With the arrival of IFRS16, there finally is one standardized solution for lease accounting administration. In the past, some organizations chose to own their real estate, on-balance, while others chose to rent their properties and assets as operating leases, off-balance. Accountants have questioned these lease accounting practices for many years, as previous standards were hardly sensible. How realistic can financial statements be when there are a lot of variables around real estate that remain uncertain? Fortunately, this has now changed.
As of January 1st 2019, new lease accounting standards ASC 842 and IFRS16 went into effect. The main goal of these new accounting standards is to increase financial transparency in lease accounting administration. With the introduction of the new standards, Corporate Real Estate Portfolios will most likely get unprecedented attention from C-levels. Understandably, some might see the IFRS16 as yet another standard that has to be complied to, and make the necessary amendments to their internal processes. While, if you take a more creative look at the lease accounting changes, they signal a good moment to explore new ways to better align corporate real estate portfolios with corporate strategy.
We’ve listed 4 actions you can start with right now to capture the momentum the new standards provide and bring value to your C-suite.
1. Optimize space utilization
Workspaces continue to evolve, proven by shifts and new trends in how office space is being planned and utilized. With real estate now on the company balance sheet, you should want to know how efficiently it is being used. Moreover, you should want to optimize it. These valuable assets should be used in such a way that they make a maximum contribution to your company’s strategic initiatives. Compelling events such as cost-saving programs, mergers & acquisitions, reorganizations, geographical expansions or downsizing are some examples of key triggers for optimizing space utilization.
You can optimize space utilization by getting a better understanding of the TCO (total cost of ownership) of your existing office buildings, and identifying improvement areas. Using data generated from existing infrastructures such as WiFi will most likely provide data of sufficient granularity to move the optimization needle in the right direction. Adding IoT sensors like footfall counters and occupancy sensors, will help solve more specific use cases (source: Sustainable Brands).
2. Improve Sustainability
Corporate Real Estate Executives nowadays are tasked with so much more than just hitting targets for minimum number of square feet, desks, and chairs. CEOs are aware of the impact their organizations have on a global scale. Leadership sets sustainability goals to contribute to Corporate Social Responsibility programs and to enhance the brand image.

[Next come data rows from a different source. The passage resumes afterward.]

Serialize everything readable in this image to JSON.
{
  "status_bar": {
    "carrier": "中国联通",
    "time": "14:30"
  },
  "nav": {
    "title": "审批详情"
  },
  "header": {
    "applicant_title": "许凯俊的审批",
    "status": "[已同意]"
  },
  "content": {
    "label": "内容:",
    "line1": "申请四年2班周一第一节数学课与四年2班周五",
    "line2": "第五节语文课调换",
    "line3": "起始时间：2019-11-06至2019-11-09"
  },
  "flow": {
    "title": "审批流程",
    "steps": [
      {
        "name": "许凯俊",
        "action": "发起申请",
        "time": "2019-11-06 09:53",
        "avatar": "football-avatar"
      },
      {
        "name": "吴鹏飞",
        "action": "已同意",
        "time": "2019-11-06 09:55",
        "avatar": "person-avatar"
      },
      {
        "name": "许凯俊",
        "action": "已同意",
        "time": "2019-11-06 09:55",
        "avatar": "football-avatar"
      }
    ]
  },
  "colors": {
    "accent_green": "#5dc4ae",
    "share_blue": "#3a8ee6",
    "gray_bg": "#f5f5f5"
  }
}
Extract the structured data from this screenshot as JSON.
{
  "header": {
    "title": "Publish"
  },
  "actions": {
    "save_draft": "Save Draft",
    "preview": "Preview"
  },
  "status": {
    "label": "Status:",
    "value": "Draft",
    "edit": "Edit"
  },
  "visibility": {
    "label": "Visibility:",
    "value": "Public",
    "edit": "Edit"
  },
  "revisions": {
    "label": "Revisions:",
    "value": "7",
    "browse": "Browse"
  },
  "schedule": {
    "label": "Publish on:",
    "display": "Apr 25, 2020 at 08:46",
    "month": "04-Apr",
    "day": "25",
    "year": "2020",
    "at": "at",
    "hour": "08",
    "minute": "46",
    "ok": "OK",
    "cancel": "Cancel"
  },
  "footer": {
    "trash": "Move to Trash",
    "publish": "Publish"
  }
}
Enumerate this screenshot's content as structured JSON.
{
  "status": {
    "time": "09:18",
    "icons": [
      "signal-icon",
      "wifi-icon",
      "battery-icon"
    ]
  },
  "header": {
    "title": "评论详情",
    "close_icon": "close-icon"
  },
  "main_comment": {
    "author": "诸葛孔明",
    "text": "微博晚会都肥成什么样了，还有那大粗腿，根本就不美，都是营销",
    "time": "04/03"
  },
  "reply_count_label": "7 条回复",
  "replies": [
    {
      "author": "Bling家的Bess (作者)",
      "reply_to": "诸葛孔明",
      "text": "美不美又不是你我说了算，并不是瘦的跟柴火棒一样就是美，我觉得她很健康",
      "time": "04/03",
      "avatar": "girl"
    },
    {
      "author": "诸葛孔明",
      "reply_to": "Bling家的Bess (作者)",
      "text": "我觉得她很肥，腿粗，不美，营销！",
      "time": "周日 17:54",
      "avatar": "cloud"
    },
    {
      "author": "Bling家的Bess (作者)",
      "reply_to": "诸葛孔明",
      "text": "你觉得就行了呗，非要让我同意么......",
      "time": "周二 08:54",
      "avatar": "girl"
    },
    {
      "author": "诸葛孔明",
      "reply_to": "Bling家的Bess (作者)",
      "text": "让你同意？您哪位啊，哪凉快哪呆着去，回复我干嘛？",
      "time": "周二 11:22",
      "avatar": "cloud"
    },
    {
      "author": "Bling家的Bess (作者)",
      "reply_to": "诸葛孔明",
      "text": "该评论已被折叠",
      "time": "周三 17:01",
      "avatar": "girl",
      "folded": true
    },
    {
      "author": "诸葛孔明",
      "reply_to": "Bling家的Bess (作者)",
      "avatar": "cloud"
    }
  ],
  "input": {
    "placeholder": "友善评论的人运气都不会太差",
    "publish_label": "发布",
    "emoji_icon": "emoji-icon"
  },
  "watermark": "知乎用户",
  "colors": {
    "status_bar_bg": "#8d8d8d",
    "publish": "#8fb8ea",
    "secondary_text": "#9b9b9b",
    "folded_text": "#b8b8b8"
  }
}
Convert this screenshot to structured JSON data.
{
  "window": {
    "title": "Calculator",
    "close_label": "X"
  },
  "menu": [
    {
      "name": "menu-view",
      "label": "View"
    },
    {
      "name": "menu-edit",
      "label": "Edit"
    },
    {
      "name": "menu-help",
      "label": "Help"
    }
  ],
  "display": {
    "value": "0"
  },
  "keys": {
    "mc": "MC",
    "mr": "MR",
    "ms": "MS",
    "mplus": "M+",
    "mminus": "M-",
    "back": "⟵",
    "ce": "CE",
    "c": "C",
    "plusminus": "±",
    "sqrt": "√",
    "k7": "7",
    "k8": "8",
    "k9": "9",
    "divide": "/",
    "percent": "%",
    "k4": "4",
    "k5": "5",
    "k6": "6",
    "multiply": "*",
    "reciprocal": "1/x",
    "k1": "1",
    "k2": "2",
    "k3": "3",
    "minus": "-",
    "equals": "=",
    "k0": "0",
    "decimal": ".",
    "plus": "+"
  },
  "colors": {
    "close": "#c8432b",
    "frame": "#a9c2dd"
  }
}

Therefore, from a company-wide perspective improving sustainability and reducing footprint has a positive impact. Achieving these goals creates long-term value from a business perspective, as well as with all relevant stakeholders. Also, the workplace is perceived as a competitive differentiator and an opportunity to enhance the employer brand. It helps companies attract and keep talented employees as they see sustainability as a key consideration when selecting their next employer.
3. Increase employee satisfaction
One of the ultimate questions faced by every business leader is how to reduce real estate costs, while boosting employee productivity and keeping them happy and engaged. To make informed corporate real estate decisions, one needs to understand how people are interacting with the building and its workspaces at any given time. New workplace strategies and concept are being introduced but need to be validated by data to determine if and how to further rollout in specific buildings or across the portfolio. Areas in buildings that are under-utilized or non-performing can be redesigned, and the data will confirm the best mix of workplace settings, fit out and design. Moreover, the power of collected data can be leveraged to optimize utilization, hospitality and employee satisfaction.
In an optimized building, employers can offer more seamless experiences, highly valued by employees. Mobile applications can be used by employees to find available workspaces or meeting rooms. With this optimization, people are enabled to work more efficiently, and larger amounts of time are available for more engaging work experiences.
4. Become data-driven
Becoming data-driven will enable you to base real estate decisions on facts instead of assumptions. A truly optimized building can be achieved when the collected data is incorporated into decision making. With a portfolio spread out across several regions and maybe even continents, every CRE leader will recognize the repetitive nature of creating periodic reports for the C-suite and other stakeholders. A key advantage of becoming data-driven, is that the availability of real-time insights will now form the foundation for every discussion with regional managers knocking on your door to once again discuss why their teams need more space.
Another value point is that the numbers used are now more valid than ever, and they are available at the click of a button, making your life easier every day.